In a few places the Handbook makes fleeting suggestions that issues of research ethics are being dealt with by someone or something else.  Without explanation, the Handbook states that “an accompanying document is written outlining how the research will comply with the protection of human research subjects according to 45 CFR 46 to ensure the research falls within accepted ethical guidelines.”  The Handbook also claims that, “the results of our research provide non-target data that suggests Courses of Action to the commander and his staff. Our research is performed in the same manner in which academic social scientists conduct their research and is similarly rooted in theory and complete with ethical review boards.”  It is difficult to evaluate the claims of non-targeting.  In his forthcoming book American Counterinsurgency: Human Science and the Human Terrain, anthropologist Roberto González quotes U.S. Army, Lt. Colonel Gian Gentile, scoffing at suggestions that such cultural data would not be used for targeting in active war situations, responding to similar claims by Human Terrain anthropologist Marcus Griffin: “Don’t fool yourself. These Human Terrain Teams whether they want to acknowledge it or not, in a generalized and subtle way, do at some point contribute to the collective knowledge of a commander which allows him to target and kill the enemy in the Civil War in Iraq.”  That the Handbook claims HTT’s research is “complete with ethical review boards” is news to me, and I await further clarification for how this claim is actually being implemented. I remain skeptical that this has in fact been implemented in any meaningful way.

Human Terrain Systems is a failed attempt to approach problems of subjugation or occupation with tools and understanding of cultural nuance and culturally appropriate manipulation.  Many anthropologists like myself oppose these methods on ethical and political grounds. The ethical problems of voluntary informed consent, and protection of  research participants in such battle settings are ignored by Human Terrain, as is the political reality that anthropology is being used to aid and abet the forced occupation and subjugation of others.  Human Terrain supporters like McFate argue that it represents a nonviolent alternative to the use of force, but these supporters fail to address the larger political context of supporting conquest and subjugation, instead choosing poses in which they present themselves as if it is they who are actually “insurgents” working within and against the military as they try and teach the military to use less-lethal means of achieving conquest.  The leaked Handbook shows that this is not insurgency against the military; it is a betrayal of what might have been anthropology’s promise to represent those we study in ways that reflect not only who they are, but their own self interests.

DAVID PRICE is a member of the Network of Concerned Anthropologists.  He is the author of Anthropological Intelligence: The Deployment and Neglect of American Anthropology in the Second World War, just published by Duke University Press.

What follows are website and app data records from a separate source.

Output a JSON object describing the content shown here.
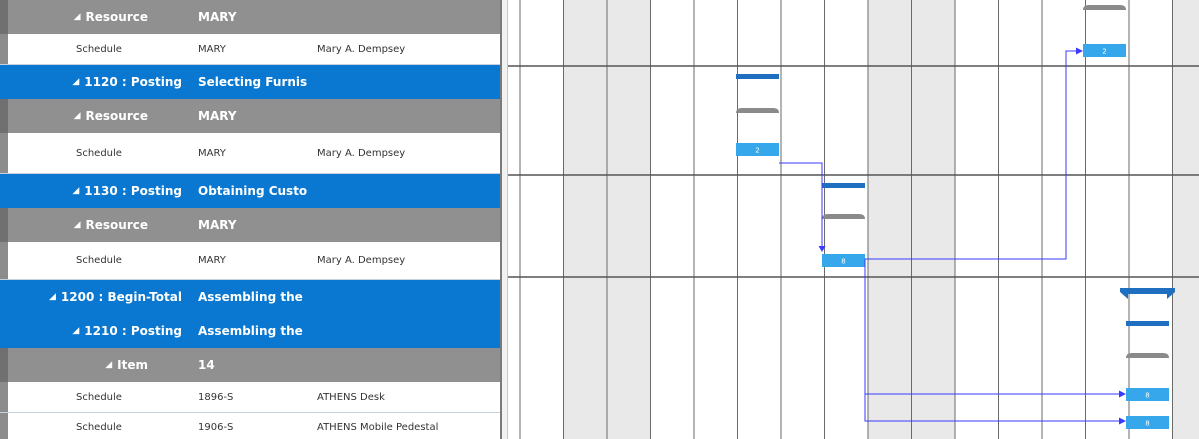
{
  "grid": {
    "rows": [
      {
        "type": "group",
        "col1": "Resource",
        "col2": "MARY",
        "col3": ""
      },
      {
        "type": "detail",
        "col1": "Schedule",
        "col2": "MARY",
        "col3": "Mary A. Dempsey"
      },
      {
        "type": "posting",
        "col1": "1120 : Posting",
        "col2": "Selecting Furnishings",
        "col3": ""
      },
      {
        "type": "group",
        "col1": "Resource",
        "col2": "MARY",
        "col3": ""
      },
      {
        "type": "detail",
        "col1": "Schedule",
        "col2": "MARY",
        "col3": "Mary A. Dempsey"
      },
      {
        "type": "posting",
        "col1": "1130 : Posting",
        "col2": "Obtaining Customer Approval",
        "col3": ""
      },
      {
        "type": "group",
        "col1": "Resource",
        "col2": "MARY",
        "col3": ""
      },
      {
        "type": "detail",
        "col1": "Schedule",
        "col2": "MARY",
        "col3": "Mary A. Dempsey"
      },
      {
        "type": "posting",
        "col1": "1200 : Begin-Total",
        "col2": "Assembling the Furniture etc.",
        "col3": ""
      },
      {
        "type": "posting",
        "col1": "1210 : Posting",
        "col2": "Assembling the Furniture etc.",
        "col3": ""
      },
      {
        "type": "group",
        "col1": "Item",
        "col2": "14",
        "col3": ""
      },
      {
        "type": "detail",
        "col1": "Schedule",
        "col2": "1896-S",
        "col3": "ATHENS Desk"
      },
      {
        "type": "detail",
        "col1": "Schedule",
        "col2": "1906-S",
        "col3": "ATHENS Mobile Pedestal"
      }
    ]
  },
  "gantt": {
    "colors": {
      "shaded_column": "#e9e9e9",
      "grid_line": "#555555",
      "summary_bar": "#1f6fc0",
      "resource_bar": "#8a8a8a",
      "capacity_bar": "#35a7ea",
      "link": "#3a3aff"
    },
    "capacity_labels": [
      "2",
      "2",
      "8",
      "8",
      "8"
    ]
  }
}
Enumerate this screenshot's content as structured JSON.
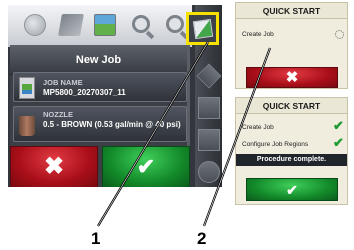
{
  "main_screen": {
    "panel_title": "New Job",
    "job": {
      "label": "JOB NAME",
      "value": "MP5800_20270307_11"
    },
    "nozzle": {
      "label": "NOZZLE",
      "value": "0.5 - BROWN (0.53 gal/min @ 40 psi)"
    },
    "cancel_glyph": "✖",
    "ok_glyph": "✔"
  },
  "quick_start_before": {
    "title": "QUICK START",
    "rows": [
      {
        "label": "Create Job",
        "status": "pending"
      }
    ],
    "cancel_glyph": "✖"
  },
  "quick_start_after": {
    "title": "QUICK START",
    "rows": [
      {
        "label": "Create Job",
        "status": "done",
        "glyph": "✔"
      },
      {
        "label": "Configure Job Regions",
        "status": "done",
        "glyph": "✔"
      }
    ],
    "message": "Procedure complete.",
    "ok_glyph": "✔"
  },
  "callouts": {
    "one": "1",
    "two": "2"
  },
  "colors": {
    "highlight": "#f7e100",
    "cancel": "#c8141e",
    "confirm": "#1f9a32"
  }
}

He can be reached at





David Price is professor of anthropology at Saint Martin’s University. His latest book is The American Surveillance State: How the U.S. Spies on Dissent, published this month by Pluto Press.